## Records provided
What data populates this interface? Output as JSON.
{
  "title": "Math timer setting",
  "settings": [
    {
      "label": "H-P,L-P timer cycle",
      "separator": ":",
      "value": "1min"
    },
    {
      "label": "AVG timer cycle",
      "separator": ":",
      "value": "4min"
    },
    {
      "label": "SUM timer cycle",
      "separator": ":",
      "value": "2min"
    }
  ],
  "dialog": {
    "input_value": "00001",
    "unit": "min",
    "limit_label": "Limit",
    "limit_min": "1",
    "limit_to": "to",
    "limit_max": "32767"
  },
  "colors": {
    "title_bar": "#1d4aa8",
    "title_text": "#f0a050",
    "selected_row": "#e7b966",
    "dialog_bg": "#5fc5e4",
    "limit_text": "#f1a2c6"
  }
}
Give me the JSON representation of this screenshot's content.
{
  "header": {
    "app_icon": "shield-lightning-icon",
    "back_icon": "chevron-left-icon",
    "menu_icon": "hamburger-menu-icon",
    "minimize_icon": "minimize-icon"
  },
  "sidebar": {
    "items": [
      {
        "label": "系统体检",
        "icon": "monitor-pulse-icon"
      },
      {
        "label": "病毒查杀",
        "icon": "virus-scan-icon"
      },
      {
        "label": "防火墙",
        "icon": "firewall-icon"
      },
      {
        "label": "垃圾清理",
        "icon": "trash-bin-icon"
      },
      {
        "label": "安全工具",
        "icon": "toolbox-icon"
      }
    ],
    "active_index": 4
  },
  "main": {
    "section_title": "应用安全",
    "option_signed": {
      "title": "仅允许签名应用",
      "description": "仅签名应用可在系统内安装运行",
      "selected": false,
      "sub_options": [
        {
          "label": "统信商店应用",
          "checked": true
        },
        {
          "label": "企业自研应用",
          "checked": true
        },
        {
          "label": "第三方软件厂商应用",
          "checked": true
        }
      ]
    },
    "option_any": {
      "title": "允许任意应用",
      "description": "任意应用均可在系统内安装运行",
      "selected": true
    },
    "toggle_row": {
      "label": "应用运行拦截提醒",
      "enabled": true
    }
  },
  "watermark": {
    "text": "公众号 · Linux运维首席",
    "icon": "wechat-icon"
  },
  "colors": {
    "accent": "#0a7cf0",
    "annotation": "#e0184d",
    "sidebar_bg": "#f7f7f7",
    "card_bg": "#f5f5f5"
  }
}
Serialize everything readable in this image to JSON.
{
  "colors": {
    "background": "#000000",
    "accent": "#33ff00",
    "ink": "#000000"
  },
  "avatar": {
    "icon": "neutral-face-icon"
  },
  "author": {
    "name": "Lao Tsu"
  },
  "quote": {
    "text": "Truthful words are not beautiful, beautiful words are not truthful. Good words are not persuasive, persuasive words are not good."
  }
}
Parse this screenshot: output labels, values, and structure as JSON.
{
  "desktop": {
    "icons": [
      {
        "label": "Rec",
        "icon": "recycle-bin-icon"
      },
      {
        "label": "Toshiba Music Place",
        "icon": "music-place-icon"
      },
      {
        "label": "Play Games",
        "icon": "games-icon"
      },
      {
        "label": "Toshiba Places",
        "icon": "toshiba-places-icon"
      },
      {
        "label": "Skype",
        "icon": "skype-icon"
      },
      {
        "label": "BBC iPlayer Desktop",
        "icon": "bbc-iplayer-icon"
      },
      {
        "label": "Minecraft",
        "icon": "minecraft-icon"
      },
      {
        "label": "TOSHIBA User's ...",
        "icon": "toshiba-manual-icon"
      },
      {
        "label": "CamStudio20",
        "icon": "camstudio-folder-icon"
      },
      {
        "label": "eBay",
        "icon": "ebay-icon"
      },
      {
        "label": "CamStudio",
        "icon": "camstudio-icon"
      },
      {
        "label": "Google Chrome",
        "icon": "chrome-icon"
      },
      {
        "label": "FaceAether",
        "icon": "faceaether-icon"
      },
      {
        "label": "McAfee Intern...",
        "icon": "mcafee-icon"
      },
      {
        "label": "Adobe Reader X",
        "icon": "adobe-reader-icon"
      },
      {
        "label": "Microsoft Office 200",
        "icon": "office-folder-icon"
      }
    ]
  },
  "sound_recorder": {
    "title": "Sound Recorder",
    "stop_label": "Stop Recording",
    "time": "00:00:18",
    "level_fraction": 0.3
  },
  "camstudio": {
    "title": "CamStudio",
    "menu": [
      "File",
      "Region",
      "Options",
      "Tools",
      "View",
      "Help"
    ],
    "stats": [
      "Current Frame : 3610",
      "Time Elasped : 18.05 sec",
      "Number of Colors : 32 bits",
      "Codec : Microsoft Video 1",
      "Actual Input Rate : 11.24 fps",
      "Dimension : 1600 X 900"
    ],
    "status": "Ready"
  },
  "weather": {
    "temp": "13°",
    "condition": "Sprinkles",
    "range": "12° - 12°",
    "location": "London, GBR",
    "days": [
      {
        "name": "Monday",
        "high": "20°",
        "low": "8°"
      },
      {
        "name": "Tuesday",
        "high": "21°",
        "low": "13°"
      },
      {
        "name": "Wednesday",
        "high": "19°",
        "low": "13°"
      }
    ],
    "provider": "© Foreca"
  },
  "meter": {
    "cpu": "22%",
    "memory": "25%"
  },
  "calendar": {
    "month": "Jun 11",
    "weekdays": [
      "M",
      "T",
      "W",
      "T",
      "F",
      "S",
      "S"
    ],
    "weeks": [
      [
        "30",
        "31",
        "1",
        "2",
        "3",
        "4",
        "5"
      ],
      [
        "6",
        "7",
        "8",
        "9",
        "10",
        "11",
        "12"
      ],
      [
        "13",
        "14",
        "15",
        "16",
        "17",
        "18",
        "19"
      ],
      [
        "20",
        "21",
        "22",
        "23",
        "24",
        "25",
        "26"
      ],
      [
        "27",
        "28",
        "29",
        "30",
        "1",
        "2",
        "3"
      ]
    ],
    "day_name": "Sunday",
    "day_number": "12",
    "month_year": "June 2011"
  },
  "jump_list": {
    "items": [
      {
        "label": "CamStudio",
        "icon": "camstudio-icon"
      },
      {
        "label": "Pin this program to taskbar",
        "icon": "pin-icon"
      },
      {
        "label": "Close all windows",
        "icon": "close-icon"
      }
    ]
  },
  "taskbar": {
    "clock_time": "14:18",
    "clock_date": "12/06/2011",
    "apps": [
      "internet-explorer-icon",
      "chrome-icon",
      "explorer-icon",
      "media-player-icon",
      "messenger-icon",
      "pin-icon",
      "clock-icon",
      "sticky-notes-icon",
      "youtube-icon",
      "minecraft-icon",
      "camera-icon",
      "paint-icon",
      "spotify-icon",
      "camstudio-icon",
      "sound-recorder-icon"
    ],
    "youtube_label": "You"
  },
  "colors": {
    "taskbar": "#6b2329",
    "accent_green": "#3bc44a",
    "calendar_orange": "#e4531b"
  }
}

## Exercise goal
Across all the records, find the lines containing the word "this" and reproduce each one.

## Answer below
What data populates this interface? Output as JSON.
Give me the JSON representation of this screenshot's content.
Serialize everything readable in this image to JSON.
Parse this screenshot: output labels, values, and structure as JSON.
        "label": "Pin this program to taskbar",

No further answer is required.